By Federal Glover, District 5 County Supervisor
Over the past week, our nation, barely beginning to emerge from the coronavirus pandemic, has been thrown into upheaval following the death of George Floyd. In an era where cell phones can quickly capture events and send them virally, Americans were soon playing and replaying with distress and disgust the video of Floyd dying on the street, his life snuffed out by one who had sworn to protect and defend.
The days following his death have brought about a resurgence of bitterness, anger, desperation and demands for justice that is not new to communities of color. Thousands across the United States are locking arms in solidarity and marching to seek justice for Floyd, but also to bring an end to the disparities that have left many young African-Americans dead at the hands of law enforcement.
As the only African American who has served on the Contra Costa Board of Supervisors, I want to be crystal clear in saying I oppose violence. Violence begets more violence. I understand why some would feel they have no recourse but to resort to violence, but I unequivocally reject the idea that violence is the solution. Additionally, the opportunists who have co-opted legitimate protests and used the painful circumstances of Floyd’s death as an excuse for looting, theft and arson, should be held accountable for what they’ve done.
Even as we reject violence and the horrifying tactics of those opportunists, we cannot go back to the status quo. We cannot assume that once people have expressed themselves, they will simply go back to their communities and be ready to accept the practices that triggered this crisis. If for a moment we think that silencing legitimate protesters and ignoring the tragic circumstances that led to George Floyd’s death will restore a sense of balance, we are sadly mistaken.
The protests have drawn individuals with opposing goals. There are those who want America to understand their pain and fix the circumstances that lead to practices that victimize people of color. But there are also those who are anarchists, seeking every opportunity to fan the flames of discontent and destabilize communities for their own selfish gain. What is certainly noteworthy is that the faces of legitimate protestors are as diverse as America itself. People of all races, ethnicities and ages have come together to be heard and to demand that equality become the new norm.
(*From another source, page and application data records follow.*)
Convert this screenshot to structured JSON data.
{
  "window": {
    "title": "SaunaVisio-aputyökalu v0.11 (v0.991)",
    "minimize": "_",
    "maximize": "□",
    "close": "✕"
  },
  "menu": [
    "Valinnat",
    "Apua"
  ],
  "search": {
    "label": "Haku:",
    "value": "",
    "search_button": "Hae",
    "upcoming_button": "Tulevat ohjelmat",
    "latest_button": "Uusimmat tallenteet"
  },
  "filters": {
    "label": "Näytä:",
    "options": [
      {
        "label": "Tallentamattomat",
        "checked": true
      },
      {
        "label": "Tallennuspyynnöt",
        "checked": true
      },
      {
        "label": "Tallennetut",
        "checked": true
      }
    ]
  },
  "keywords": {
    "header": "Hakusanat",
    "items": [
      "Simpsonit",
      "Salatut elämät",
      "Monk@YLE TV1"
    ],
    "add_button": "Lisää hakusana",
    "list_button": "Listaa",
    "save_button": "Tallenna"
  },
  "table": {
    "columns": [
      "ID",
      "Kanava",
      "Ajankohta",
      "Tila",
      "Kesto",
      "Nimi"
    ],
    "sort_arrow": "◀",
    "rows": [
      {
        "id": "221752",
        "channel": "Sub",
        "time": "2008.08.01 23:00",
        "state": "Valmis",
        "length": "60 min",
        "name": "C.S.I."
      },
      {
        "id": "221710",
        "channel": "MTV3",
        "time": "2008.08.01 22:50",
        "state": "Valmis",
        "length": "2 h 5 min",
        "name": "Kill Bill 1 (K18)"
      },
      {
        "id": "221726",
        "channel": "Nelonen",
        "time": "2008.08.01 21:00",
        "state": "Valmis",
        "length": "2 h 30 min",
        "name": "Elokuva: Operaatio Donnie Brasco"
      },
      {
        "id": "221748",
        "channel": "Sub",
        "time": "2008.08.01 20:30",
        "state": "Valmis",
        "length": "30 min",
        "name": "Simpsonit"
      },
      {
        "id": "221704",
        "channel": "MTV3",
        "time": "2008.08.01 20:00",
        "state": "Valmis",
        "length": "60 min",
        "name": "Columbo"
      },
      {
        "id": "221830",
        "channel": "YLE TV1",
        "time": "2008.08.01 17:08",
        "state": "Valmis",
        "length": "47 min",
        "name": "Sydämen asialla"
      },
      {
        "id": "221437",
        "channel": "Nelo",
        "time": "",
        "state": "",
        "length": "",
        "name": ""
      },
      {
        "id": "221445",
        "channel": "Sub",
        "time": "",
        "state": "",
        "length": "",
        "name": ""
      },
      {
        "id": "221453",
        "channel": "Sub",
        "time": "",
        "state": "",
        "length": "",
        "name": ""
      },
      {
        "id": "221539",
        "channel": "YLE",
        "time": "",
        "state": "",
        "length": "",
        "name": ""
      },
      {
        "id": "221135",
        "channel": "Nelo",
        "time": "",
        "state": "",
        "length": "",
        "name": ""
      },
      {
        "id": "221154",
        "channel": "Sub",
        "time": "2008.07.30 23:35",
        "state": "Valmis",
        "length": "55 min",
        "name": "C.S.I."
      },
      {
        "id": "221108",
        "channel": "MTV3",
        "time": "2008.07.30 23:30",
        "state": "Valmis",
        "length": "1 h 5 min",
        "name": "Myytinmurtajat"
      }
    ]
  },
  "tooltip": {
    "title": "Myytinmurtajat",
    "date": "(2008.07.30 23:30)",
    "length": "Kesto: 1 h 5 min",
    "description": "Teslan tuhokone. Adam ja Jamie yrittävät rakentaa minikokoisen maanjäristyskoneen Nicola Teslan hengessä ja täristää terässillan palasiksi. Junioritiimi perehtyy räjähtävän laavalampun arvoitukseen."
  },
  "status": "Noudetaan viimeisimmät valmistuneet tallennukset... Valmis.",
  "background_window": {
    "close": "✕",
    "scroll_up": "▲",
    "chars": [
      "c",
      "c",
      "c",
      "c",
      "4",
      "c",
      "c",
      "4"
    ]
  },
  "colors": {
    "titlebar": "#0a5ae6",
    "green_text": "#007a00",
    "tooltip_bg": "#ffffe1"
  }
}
As a county supervisor, I’ve spent the past 20 years assessing difficult situations and making critical decisions. I have never shied away from the hard conversations even when the most vociferous have disagreed with me. I bring to the conversation the reality that I am African American. My wife, my children and my grandchildren are African American. And, now, many of my constituents have called upon me to start the conversation about race, not only as an elected official, but as a person of color.
Good people across our nation have risen in solidarity with communities of color to say, “we cannot accept things as they are.” While many have never had the experience with law enforcement that persons of color have, they understand that if one part of our community is broken, then the entire community is broken. We are, after all, our brothers’ keepers. I call upon all Bay Area residents to be their brothers’ keepers. Reject discrimination. Demand equal treatment. Oppose prejudice. We are bigger and better than these things.
It is time we begin listening to each other, communicating with and understanding each other. Honest dialog must begin today.
Contra Costa County Supervisor Federal Glover of Pittsburg is the only African American to serve on the Board of Supervisors.